### About this task:
Count how many lines of the material contain the string "time", then give that number and nothing more.

▼

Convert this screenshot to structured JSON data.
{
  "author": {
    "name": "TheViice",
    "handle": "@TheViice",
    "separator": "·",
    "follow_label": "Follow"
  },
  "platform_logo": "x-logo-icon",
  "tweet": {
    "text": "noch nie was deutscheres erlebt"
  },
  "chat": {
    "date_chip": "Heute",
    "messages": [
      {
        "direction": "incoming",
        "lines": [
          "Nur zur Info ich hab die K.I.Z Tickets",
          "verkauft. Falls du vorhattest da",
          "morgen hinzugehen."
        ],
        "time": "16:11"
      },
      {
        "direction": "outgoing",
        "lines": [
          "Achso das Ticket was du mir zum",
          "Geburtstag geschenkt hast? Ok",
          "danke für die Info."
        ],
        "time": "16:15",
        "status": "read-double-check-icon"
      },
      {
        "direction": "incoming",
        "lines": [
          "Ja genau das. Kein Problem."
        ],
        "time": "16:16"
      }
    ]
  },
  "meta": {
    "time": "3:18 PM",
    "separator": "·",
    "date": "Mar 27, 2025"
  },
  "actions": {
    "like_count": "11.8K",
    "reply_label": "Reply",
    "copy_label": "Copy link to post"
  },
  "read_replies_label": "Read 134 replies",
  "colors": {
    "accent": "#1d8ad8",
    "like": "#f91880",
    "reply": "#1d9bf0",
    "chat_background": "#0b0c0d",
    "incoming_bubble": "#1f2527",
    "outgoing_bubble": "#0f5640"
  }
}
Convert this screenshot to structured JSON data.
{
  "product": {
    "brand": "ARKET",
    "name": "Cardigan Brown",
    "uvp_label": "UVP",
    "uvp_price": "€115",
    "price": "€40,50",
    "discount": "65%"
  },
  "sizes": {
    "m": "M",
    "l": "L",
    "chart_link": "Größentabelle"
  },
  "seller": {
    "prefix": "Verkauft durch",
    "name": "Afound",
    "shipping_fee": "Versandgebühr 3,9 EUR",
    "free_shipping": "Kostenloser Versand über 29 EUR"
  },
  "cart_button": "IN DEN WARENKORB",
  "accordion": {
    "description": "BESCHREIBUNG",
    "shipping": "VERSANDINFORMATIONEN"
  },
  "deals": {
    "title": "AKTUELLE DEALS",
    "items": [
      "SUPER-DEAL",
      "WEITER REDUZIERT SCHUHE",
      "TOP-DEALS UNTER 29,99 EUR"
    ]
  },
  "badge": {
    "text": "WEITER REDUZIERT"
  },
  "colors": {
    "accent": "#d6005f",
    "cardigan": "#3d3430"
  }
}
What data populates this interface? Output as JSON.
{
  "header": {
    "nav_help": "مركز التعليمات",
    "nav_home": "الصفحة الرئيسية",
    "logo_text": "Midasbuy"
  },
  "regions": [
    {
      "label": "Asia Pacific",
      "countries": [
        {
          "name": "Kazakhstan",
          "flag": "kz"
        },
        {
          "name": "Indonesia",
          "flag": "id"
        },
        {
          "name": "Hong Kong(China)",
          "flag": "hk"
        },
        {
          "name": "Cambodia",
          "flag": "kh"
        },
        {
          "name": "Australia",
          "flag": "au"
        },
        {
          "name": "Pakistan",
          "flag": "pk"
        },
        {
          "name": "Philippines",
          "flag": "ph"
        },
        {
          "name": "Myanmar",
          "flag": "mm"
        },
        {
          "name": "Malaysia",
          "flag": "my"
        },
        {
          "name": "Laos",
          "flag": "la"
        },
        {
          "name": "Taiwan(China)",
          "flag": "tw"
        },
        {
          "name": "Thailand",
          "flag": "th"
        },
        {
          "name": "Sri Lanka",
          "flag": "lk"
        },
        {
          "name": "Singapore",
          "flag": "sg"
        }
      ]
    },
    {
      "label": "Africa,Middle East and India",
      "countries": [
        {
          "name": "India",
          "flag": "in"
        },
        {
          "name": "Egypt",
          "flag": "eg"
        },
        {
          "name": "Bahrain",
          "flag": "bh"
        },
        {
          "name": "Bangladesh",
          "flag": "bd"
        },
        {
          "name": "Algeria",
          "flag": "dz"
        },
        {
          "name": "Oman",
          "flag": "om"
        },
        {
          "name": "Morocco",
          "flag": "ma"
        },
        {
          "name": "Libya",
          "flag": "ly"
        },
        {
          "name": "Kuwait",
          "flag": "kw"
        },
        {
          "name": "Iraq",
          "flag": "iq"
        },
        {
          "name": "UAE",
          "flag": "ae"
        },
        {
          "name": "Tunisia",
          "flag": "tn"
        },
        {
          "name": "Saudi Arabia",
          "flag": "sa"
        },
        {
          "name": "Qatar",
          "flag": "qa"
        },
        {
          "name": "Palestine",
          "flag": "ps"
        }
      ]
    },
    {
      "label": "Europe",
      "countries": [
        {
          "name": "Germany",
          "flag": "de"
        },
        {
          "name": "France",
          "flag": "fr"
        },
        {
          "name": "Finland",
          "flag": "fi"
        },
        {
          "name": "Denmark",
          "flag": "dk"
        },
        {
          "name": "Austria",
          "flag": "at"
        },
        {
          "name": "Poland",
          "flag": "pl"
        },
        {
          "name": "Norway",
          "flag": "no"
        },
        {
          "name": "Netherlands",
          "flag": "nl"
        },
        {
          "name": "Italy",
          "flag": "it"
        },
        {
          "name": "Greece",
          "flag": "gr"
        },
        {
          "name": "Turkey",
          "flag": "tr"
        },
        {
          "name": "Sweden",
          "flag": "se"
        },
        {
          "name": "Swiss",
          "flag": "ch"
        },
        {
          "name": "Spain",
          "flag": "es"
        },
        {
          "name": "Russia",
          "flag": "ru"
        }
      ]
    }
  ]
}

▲

### Your solution:
4